Obamacare plans are controlling costs by limiting patients’ access to more expensive — and possibly more effective — drugs, according to revelations made at a Capitol Hill hearing Thursday.
Plans on the Affordable Care Act (ACA) exchanges are “limiting the formulary” of drugs provided to patients to exclude expensive treatments for diseases including rheumatoid arthritis, according to House Energy and Commerce subcommittee testimony Thursday from William F. Harvey, government affairs committee chairman at the American College of Rheumatology.
“Similar to ongoing changes to provider networks, another rampant practice that has been in existence for some time, but has now increased within exchange plans, is changes in formulary coverage of medications,” Harvey stated in prepared testimony.
Harvey explained that some medications derived from living organisms, called “biologics,” are essential to combating some diseases including Hepatitis C and have no “viable alternatives” among inexpensive medications. Harvey explained that biologics used for rheumatoid arthritis run between $15,000 and $30,000 annually in cost.
“That cost, while arguably justified by the manufacturer, invariably gets passed on to patients and insurers covering their care,” Harvey testified.

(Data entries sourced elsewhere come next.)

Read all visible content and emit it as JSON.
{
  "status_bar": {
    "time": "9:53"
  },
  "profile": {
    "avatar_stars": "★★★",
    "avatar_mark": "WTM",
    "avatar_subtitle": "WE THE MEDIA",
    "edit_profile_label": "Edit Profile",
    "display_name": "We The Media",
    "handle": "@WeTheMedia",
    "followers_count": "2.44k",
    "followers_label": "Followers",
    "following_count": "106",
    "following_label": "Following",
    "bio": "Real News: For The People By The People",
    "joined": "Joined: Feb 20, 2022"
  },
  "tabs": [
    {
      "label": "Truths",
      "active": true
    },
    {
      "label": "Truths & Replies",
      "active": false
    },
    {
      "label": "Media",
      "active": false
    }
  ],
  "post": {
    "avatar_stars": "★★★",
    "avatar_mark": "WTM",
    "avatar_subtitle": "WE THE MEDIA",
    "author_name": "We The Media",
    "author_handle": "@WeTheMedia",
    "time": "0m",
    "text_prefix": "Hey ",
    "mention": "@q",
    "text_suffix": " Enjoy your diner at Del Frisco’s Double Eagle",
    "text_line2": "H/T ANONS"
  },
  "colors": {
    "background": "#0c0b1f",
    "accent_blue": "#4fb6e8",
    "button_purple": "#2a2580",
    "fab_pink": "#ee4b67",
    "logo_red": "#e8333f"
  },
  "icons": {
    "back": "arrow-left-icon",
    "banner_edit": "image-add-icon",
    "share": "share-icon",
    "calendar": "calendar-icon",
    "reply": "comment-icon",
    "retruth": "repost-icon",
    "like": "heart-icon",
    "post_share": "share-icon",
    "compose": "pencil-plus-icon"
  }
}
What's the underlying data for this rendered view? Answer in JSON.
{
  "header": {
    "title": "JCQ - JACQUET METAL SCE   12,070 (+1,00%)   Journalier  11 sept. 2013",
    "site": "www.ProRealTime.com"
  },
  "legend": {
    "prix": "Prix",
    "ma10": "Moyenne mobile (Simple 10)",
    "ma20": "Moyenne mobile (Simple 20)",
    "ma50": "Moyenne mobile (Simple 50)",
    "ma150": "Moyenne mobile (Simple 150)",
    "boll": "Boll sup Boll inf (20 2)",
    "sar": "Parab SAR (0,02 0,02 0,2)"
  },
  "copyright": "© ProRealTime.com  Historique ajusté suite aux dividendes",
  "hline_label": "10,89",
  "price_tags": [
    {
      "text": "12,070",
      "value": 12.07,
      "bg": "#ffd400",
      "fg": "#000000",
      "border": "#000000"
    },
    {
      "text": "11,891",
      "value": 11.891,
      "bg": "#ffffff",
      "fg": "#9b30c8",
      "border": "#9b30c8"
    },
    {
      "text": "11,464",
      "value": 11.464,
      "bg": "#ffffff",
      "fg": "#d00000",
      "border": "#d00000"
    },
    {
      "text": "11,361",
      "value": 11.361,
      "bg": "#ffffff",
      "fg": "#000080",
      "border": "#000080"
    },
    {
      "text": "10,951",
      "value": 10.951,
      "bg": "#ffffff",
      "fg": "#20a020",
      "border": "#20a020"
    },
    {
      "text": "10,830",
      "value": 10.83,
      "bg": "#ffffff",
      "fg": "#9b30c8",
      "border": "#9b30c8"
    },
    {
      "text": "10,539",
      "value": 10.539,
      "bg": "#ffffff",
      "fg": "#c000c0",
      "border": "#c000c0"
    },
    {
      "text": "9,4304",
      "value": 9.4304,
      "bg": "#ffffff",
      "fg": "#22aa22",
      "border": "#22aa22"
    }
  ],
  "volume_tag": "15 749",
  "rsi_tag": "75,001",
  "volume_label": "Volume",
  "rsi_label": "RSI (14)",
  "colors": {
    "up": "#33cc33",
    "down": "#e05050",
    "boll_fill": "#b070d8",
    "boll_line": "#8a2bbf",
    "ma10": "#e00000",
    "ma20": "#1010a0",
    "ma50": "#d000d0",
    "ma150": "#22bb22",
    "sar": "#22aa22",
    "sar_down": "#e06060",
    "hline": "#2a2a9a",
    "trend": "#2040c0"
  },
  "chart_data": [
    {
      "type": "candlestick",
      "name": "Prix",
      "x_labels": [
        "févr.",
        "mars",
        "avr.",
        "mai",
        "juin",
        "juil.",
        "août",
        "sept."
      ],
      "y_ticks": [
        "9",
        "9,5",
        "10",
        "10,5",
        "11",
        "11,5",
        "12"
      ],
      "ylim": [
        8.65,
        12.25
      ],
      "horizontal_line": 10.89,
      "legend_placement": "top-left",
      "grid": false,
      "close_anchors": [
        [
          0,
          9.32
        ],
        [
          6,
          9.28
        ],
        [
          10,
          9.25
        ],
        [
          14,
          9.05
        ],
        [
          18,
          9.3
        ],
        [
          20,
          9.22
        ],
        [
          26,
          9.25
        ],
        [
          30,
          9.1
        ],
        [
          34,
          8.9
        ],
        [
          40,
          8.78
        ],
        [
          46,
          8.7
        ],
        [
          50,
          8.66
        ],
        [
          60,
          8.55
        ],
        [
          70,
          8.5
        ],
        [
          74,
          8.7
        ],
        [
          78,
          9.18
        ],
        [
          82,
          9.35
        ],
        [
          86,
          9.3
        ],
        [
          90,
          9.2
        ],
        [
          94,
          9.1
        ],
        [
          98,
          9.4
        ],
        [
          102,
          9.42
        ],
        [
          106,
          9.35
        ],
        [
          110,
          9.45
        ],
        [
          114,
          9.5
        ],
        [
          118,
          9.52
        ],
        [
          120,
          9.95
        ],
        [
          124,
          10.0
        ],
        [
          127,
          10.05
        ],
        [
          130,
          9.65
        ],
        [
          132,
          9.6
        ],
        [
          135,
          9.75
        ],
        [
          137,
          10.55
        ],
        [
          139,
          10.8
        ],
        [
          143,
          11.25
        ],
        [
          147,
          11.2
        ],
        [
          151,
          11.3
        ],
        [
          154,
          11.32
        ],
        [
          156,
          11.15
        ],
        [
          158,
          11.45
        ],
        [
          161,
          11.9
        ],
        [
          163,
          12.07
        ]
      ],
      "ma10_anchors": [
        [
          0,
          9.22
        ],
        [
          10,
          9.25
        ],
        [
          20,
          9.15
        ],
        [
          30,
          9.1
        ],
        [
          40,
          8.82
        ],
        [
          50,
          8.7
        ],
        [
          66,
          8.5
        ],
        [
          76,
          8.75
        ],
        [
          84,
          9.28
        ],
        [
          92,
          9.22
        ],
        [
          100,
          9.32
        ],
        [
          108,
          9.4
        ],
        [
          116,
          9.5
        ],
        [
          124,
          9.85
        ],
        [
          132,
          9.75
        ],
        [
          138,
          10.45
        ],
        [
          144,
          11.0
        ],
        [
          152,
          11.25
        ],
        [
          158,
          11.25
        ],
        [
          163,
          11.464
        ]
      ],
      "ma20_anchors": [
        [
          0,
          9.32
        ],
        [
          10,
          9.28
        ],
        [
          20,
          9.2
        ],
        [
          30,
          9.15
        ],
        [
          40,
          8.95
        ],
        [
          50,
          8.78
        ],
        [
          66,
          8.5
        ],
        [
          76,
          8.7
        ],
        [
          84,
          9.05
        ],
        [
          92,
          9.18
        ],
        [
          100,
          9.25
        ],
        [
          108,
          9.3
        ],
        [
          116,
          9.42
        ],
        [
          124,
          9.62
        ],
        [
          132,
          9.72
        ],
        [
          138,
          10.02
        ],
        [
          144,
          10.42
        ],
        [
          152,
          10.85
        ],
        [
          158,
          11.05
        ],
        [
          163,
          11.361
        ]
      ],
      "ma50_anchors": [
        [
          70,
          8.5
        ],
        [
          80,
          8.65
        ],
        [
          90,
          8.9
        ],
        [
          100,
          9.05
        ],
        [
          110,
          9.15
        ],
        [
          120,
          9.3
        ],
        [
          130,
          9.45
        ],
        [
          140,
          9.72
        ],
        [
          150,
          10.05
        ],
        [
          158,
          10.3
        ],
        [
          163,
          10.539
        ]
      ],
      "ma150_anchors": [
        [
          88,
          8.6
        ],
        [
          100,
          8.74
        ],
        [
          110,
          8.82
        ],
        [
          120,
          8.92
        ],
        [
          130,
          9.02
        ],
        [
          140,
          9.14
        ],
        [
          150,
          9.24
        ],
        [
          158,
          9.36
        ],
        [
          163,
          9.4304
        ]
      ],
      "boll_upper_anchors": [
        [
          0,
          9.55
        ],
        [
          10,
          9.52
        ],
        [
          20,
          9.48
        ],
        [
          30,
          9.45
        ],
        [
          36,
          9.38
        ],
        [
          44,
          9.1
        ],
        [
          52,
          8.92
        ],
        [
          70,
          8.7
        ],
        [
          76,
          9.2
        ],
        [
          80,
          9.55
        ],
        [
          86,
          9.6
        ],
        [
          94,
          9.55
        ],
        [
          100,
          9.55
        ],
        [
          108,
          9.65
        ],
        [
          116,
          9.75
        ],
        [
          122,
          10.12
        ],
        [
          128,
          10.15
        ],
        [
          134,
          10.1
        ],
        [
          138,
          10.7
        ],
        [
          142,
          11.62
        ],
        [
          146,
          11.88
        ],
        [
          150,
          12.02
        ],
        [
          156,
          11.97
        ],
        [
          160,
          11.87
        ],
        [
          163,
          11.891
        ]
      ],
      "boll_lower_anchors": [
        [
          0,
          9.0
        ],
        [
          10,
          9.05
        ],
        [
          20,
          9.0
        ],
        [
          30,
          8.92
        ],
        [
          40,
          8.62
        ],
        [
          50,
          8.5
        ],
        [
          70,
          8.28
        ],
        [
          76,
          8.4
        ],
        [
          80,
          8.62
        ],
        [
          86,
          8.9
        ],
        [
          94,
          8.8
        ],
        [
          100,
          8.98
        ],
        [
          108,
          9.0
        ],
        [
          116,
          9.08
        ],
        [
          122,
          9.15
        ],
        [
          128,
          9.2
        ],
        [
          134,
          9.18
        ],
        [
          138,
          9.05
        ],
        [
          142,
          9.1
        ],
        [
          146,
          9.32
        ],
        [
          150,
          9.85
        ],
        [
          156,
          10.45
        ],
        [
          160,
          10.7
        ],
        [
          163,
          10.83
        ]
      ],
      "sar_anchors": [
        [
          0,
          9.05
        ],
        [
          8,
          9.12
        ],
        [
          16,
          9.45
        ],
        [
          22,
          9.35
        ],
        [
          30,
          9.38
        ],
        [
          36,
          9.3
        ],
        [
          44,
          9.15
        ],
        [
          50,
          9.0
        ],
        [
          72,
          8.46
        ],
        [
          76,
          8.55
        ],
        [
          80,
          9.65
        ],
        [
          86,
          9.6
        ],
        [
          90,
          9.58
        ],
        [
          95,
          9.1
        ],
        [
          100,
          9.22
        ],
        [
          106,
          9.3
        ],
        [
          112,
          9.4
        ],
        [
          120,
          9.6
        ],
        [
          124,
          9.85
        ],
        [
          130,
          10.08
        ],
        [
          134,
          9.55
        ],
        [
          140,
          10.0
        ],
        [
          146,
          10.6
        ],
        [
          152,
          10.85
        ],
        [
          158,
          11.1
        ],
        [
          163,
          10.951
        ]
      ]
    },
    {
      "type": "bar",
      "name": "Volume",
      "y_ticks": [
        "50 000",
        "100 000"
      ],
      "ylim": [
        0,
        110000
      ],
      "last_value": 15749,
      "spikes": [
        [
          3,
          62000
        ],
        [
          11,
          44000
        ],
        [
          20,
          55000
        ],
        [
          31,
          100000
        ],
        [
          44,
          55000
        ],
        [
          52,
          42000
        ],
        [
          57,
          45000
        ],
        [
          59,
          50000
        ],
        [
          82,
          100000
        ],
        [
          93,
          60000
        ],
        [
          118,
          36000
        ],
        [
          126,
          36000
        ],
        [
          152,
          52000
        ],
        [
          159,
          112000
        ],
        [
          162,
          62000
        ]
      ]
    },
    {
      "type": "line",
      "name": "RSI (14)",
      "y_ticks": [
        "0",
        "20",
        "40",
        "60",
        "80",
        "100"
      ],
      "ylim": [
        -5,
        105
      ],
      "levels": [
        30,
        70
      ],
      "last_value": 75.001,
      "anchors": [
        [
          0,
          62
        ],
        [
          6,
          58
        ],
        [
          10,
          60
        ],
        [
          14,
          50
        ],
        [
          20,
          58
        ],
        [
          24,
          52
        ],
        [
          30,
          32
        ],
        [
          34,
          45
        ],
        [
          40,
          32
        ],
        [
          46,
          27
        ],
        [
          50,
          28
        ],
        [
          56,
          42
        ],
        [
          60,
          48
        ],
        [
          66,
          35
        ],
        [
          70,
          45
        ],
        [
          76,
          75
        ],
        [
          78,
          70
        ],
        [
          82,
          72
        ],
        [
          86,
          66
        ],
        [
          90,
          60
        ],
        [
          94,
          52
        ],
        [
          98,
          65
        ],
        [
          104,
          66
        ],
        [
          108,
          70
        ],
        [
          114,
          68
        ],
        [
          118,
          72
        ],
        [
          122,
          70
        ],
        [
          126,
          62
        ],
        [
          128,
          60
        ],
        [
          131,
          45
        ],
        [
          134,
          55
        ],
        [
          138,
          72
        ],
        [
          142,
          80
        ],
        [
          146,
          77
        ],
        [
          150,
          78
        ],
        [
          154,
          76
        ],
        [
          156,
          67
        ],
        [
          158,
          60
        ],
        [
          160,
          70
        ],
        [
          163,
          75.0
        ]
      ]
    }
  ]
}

“A ubiquitous tool employed by all payers, except Medicare, is to negotiate prices for drugs with the manufacturer in exchange for preferred status on that insurer’s formulary [a 'formulary' is the list of medicines a manufacturer offers]. The insurer then creates financial disincentives, ranging from non-coverage to excessive co-insurance to restrict use of the more expensive, non-formulary alternatives.”
Obamacare exchanges are “limiting the formulary” to prevent patients from getting their hands on expensive biologics, and cheaper drugs must fail first before Obamacare customers are even allowed to get access to higher-quality treatments, he said.
“Step therapy and ‘must fail first’ policies are the norm amongst payers across the spectrum both within and outside of ACA exchanges,” Harvey said. “Even when an individual fails the formulary treatment, barriers to accessing non-formulary alternatives are difficult to overcome. As insurers within various tiers of the exchange plans seek to control costs, limiting the formulary remains and effective and often used tool.”
Harvey called for Congress to moderately restrict Obamacare plans’ ability to limit the formulary.
As The Daily Caller reported, the Obama administration also instituted an “academic detailing” program that sends government advisers into doctors’ offices to recommend drugs on the market that can be sold on the Obamacare exchanges, creating concern that cheaper drugs are being recommended to control costs.